Task instructions – Out of the lines below, please list those that hold the string "Callback".

Information –
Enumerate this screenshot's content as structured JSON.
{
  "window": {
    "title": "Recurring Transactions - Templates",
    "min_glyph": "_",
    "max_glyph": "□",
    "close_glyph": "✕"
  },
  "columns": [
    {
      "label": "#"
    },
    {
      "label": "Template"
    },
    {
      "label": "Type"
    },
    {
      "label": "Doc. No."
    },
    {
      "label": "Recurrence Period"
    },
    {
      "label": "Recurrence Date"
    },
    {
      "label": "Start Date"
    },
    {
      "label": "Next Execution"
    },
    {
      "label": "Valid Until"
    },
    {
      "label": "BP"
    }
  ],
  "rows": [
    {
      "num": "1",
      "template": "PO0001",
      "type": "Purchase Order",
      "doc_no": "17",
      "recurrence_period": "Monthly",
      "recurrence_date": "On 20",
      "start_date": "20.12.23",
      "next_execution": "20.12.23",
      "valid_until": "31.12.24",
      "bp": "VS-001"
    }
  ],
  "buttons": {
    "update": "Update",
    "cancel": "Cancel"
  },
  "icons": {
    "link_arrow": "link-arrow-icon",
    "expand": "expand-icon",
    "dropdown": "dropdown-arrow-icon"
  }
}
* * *
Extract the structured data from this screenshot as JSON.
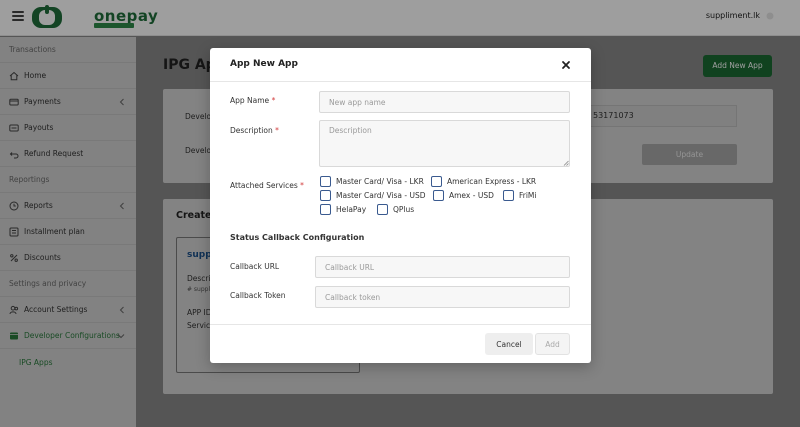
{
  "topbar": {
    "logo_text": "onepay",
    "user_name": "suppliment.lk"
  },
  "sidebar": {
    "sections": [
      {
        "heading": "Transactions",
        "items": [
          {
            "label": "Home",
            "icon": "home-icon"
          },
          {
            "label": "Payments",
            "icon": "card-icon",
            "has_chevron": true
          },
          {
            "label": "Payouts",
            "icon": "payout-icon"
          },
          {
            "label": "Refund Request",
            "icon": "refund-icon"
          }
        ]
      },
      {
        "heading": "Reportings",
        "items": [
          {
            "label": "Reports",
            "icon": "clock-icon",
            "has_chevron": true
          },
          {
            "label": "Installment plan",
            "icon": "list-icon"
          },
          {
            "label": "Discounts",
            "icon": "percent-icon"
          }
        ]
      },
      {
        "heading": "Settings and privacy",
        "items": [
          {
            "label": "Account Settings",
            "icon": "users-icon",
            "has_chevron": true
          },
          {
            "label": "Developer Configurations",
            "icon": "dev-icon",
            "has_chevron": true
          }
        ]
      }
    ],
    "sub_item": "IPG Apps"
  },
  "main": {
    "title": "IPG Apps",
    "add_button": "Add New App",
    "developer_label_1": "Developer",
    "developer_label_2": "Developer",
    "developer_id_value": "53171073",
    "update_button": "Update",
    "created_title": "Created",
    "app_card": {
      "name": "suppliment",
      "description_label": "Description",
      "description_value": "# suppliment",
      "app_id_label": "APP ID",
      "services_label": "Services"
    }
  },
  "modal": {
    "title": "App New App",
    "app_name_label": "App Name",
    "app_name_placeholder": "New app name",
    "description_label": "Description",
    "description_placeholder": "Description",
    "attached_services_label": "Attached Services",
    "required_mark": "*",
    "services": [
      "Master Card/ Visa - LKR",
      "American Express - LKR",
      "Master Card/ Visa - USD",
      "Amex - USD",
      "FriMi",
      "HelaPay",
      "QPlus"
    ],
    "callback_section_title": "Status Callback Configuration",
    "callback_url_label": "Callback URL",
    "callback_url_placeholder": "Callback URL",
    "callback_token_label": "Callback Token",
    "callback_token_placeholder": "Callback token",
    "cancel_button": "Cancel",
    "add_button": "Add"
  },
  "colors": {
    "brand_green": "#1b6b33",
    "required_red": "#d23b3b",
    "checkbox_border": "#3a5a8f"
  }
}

The completed task –
    "callback_section_title": "Status Callback Configuration",
    "callback_url_label": "Callback URL",
    "callback_url_placeholder": "Callback URL",
    "callback_token_label": "Callback Token",
    "callback_token_placeholder": "Callback token",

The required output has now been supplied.